(Stored records)
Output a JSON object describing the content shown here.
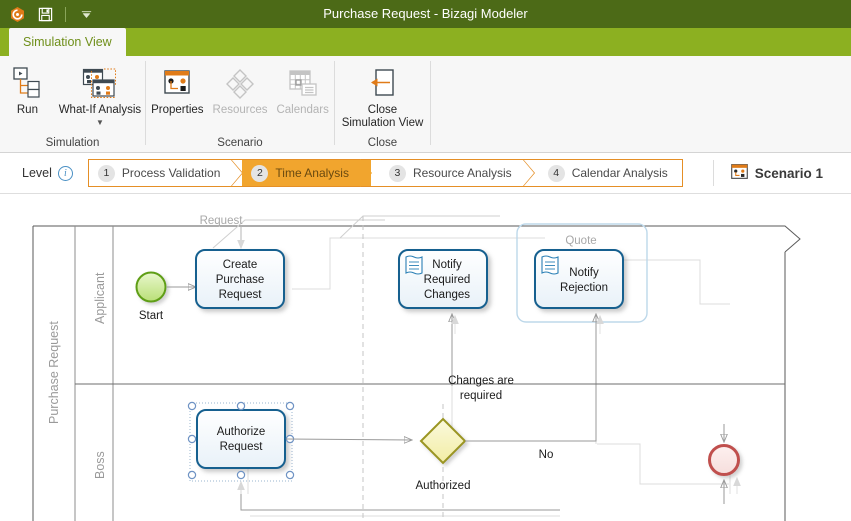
{
  "window": {
    "title": "Purchase Request - Bizagi Modeler",
    "quick_access": [
      {
        "name": "app-logo-icon",
        "label": "Bizagi"
      },
      {
        "name": "save-icon",
        "label": "Save"
      },
      {
        "name": "customize-qat-icon",
        "label": "Customize Quick Access Toolbar"
      }
    ]
  },
  "tabs": [
    {
      "label": "Simulation View",
      "active": true
    }
  ],
  "ribbon": {
    "groups": [
      {
        "label": "Simulation",
        "buttons": [
          {
            "label": "Run",
            "icon": "run-icon",
            "enabled": true,
            "dropdown": false
          },
          {
            "label": "What-If Analysis",
            "icon": "what-if-analysis-icon",
            "enabled": true,
            "dropdown": true
          }
        ]
      },
      {
        "label": "Scenario",
        "buttons": [
          {
            "label": "Properties",
            "icon": "properties-icon",
            "enabled": true,
            "dropdown": false
          },
          {
            "label": "Resources",
            "icon": "resources-icon",
            "enabled": false,
            "dropdown": false
          },
          {
            "label": "Calendars",
            "icon": "calendars-icon",
            "enabled": false,
            "dropdown": false
          }
        ]
      },
      {
        "label": "Close",
        "buttons": [
          {
            "label": "Close\nSimulation View",
            "line1": "Close",
            "line2": "Simulation View",
            "icon": "close-simulation-view-icon",
            "enabled": true,
            "dropdown": false
          }
        ]
      }
    ]
  },
  "level_bar": {
    "label": "Level",
    "info_icon": "info-icon",
    "steps": [
      {
        "num": "1",
        "label": "Process Validation",
        "active": false
      },
      {
        "num": "2",
        "label": "Time Analysis",
        "active": true
      },
      {
        "num": "3",
        "label": "Resource Analysis",
        "active": false
      },
      {
        "num": "4",
        "label": "Calendar Analysis",
        "active": false
      }
    ],
    "scenario": {
      "icon": "scenario-icon",
      "label": "Scenario 1"
    }
  },
  "diagram": {
    "pool": {
      "name": "Purchase Request"
    },
    "lanes": [
      {
        "name": "Applicant"
      },
      {
        "name": "Boss"
      }
    ],
    "groups": [
      {
        "name": "Request"
      },
      {
        "name": "Quote"
      }
    ],
    "events": [
      {
        "name": "Start",
        "label": "Start",
        "type": "start",
        "color": "#9fd14a"
      },
      {
        "name": "End",
        "label": "",
        "type": "end",
        "color": "#c0504d"
      }
    ],
    "tasks": [
      {
        "name": "Create Purchase Request",
        "lines": [
          "Create",
          "Purchase",
          "Request"
        ],
        "type": "user",
        "selected": false
      },
      {
        "name": "Notify Required Changes",
        "lines": [
          "Notify",
          "Required",
          "Changes"
        ],
        "type": "script",
        "selected": false
      },
      {
        "name": "Notify Rejection",
        "lines": [
          "Notify",
          "Rejection"
        ],
        "type": "script",
        "selected": false
      },
      {
        "name": "Authorize Request",
        "lines": [
          "Authorize",
          "Request"
        ],
        "type": "user",
        "selected": true
      }
    ],
    "gateways": [
      {
        "name": "Authorized",
        "label": "Authorized",
        "type": "exclusive",
        "color": "#f5f0b0"
      }
    ],
    "flow_labels": [
      {
        "text": "Changes are",
        "line2": "required"
      },
      {
        "text": "No"
      }
    ]
  },
  "colors": {
    "titlebar": "#4c6a17",
    "tabstrip": "#8cb021",
    "accent_orange": "#e58f26",
    "step_active": "#f1a52e",
    "task_border": "#12608f",
    "task_fill": "#f4f9fd"
  }
}
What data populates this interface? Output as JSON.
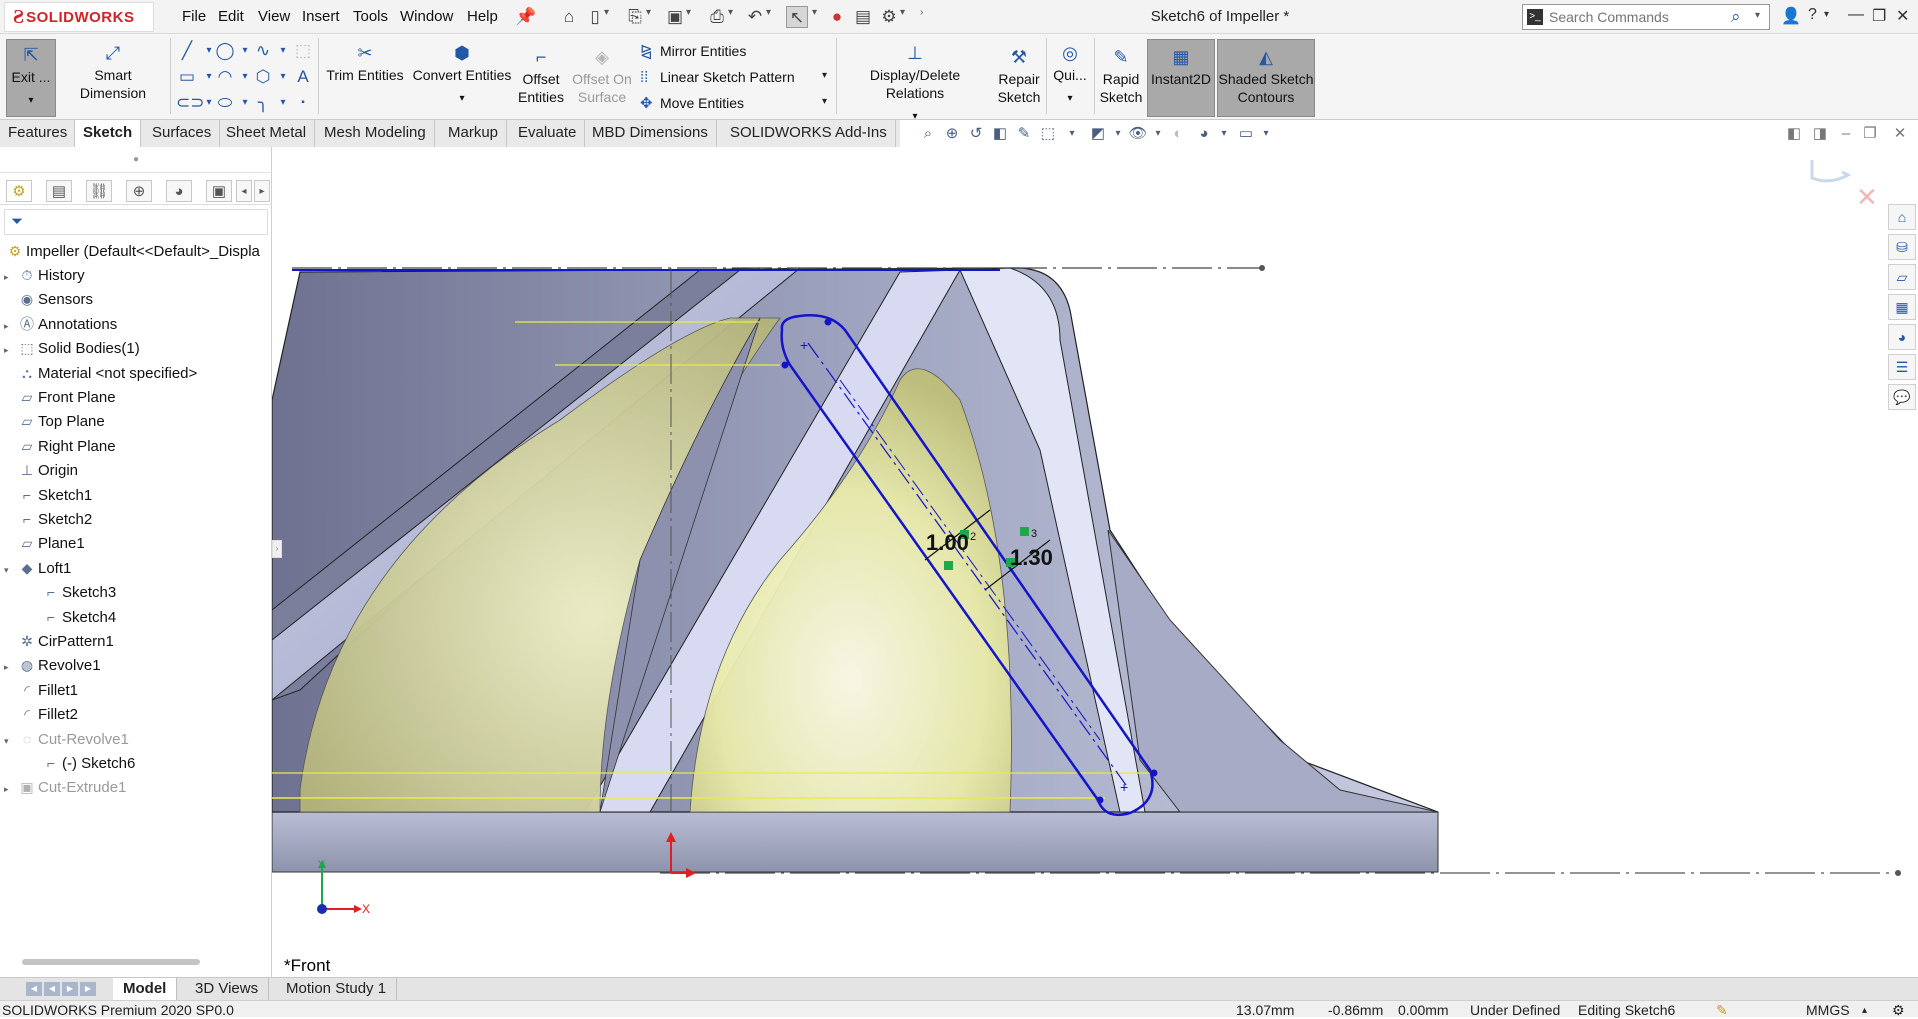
{
  "app": {
    "brand": "SOLIDWORKS",
    "title": "Sketch6 of Impeller *",
    "menu": [
      "File",
      "Edit",
      "View",
      "Insert",
      "Tools",
      "Window",
      "Help"
    ],
    "search_placeholder": "Search Commands",
    "help_label": "?"
  },
  "ribbon": {
    "exit_sketch": "Exit ...",
    "smart_dimension": "Smart Dimension",
    "trim_entities": "Trim Entities",
    "convert_entities": "Convert Entities",
    "offset_entities": "Offset Entities",
    "offset_on_surface": "Offset On Surface",
    "mirror_entities": "Mirror Entities",
    "linear_sketch_pattern": "Linear Sketch Pattern",
    "move_entities": "Move Entities",
    "display_delete_relations": "Display/Delete Relations",
    "repair_sketch": "Repair Sketch",
    "quick_snaps": "Qui...",
    "rapid_sketch": "Rapid Sketch",
    "instant2d": "Instant2D",
    "shaded_sketch_contours": "Shaded Sketch Contours"
  },
  "tabs": [
    "Features",
    "Sketch",
    "Surfaces",
    "Sheet Metal",
    "Mesh Modeling",
    "Markup",
    "Evaluate",
    "MBD Dimensions",
    "SOLIDWORKS Add-Ins"
  ],
  "active_tab": "Sketch",
  "feature_tree": {
    "root": "Impeller  (Default<<Default>_Displa",
    "items": [
      {
        "label": "History",
        "icon": "history-icon",
        "expand": true,
        "indent": 0
      },
      {
        "label": "Sensors",
        "icon": "sensors-icon",
        "expand": false,
        "indent": 0
      },
      {
        "label": "Annotations",
        "icon": "annotations-icon",
        "expand": true,
        "indent": 0
      },
      {
        "label": "Solid Bodies(1)",
        "icon": "solid-bodies-icon",
        "expand": true,
        "indent": 0
      },
      {
        "label": "Material <not specified>",
        "icon": "material-icon",
        "expand": false,
        "indent": 0
      },
      {
        "label": "Front Plane",
        "icon": "plane-icon",
        "expand": false,
        "indent": 0
      },
      {
        "label": "Top Plane",
        "icon": "plane-icon",
        "expand": false,
        "indent": 0
      },
      {
        "label": "Right Plane",
        "icon": "plane-icon",
        "expand": false,
        "indent": 0
      },
      {
        "label": "Origin",
        "icon": "origin-icon",
        "expand": false,
        "indent": 0
      },
      {
        "label": "Sketch1",
        "icon": "sketch-icon",
        "expand": false,
        "indent": 0
      },
      {
        "label": "Sketch2",
        "icon": "sketch-icon",
        "expand": false,
        "indent": 0
      },
      {
        "label": "Plane1",
        "icon": "plane-icon",
        "expand": false,
        "indent": 0
      },
      {
        "label": "Loft1",
        "icon": "loft-icon",
        "expand": "open",
        "indent": 0
      },
      {
        "label": "Sketch3",
        "icon": "sketch-icon",
        "expand": false,
        "indent": 1
      },
      {
        "label": "Sketch4",
        "icon": "sketch-icon",
        "expand": false,
        "indent": 1
      },
      {
        "label": "CirPattern1",
        "icon": "circular-pattern-icon",
        "expand": false,
        "indent": 0
      },
      {
        "label": "Revolve1",
        "icon": "revolve-icon",
        "expand": true,
        "indent": 0
      },
      {
        "label": "Fillet1",
        "icon": "fillet-icon",
        "expand": false,
        "indent": 0
      },
      {
        "label": "Fillet2",
        "icon": "fillet-icon",
        "expand": false,
        "indent": 0
      },
      {
        "label": "Cut-Revolve1",
        "icon": "cut-revolve-icon",
        "expand": "open",
        "indent": 0,
        "dim": true
      },
      {
        "label": "(-) Sketch6",
        "icon": "sketch-icon",
        "expand": false,
        "indent": 1
      },
      {
        "label": "Cut-Extrude1",
        "icon": "cut-extrude-icon",
        "expand": true,
        "indent": 0,
        "dim": true
      }
    ]
  },
  "graphics": {
    "view_label": "*Front",
    "dimension_1": "1.00",
    "dimension_2": "1.30",
    "relation_1": "2",
    "relation_2": "3",
    "triad_x": "X",
    "triad_y": "Y"
  },
  "bottom_tabs": [
    "Model",
    "3D Views",
    "Motion Study 1"
  ],
  "active_bottom_tab": "Model",
  "status": {
    "product": "SOLIDWORKS Premium 2020 SP0.0",
    "x": "13.07mm",
    "y": "-0.86mm",
    "z": "0.00mm",
    "state": "Under Defined",
    "editing": "Editing Sketch6",
    "units": "MMGS"
  },
  "colors": {
    "sketch_blue": "#1414c8",
    "highlight_yellow": "#e8ec4a",
    "brand_red": "#d2232a",
    "relation_green": "#1ea84a"
  }
}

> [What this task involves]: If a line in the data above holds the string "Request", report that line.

> [Task output]:
    "title": "Purchase Request - Bizagi Modeler",
      "name": "Purchase Request"
        "name": "Request"
        "name": "Create Purchase Request",
          "Request"
        "name": "Authorize Request",
          "Request"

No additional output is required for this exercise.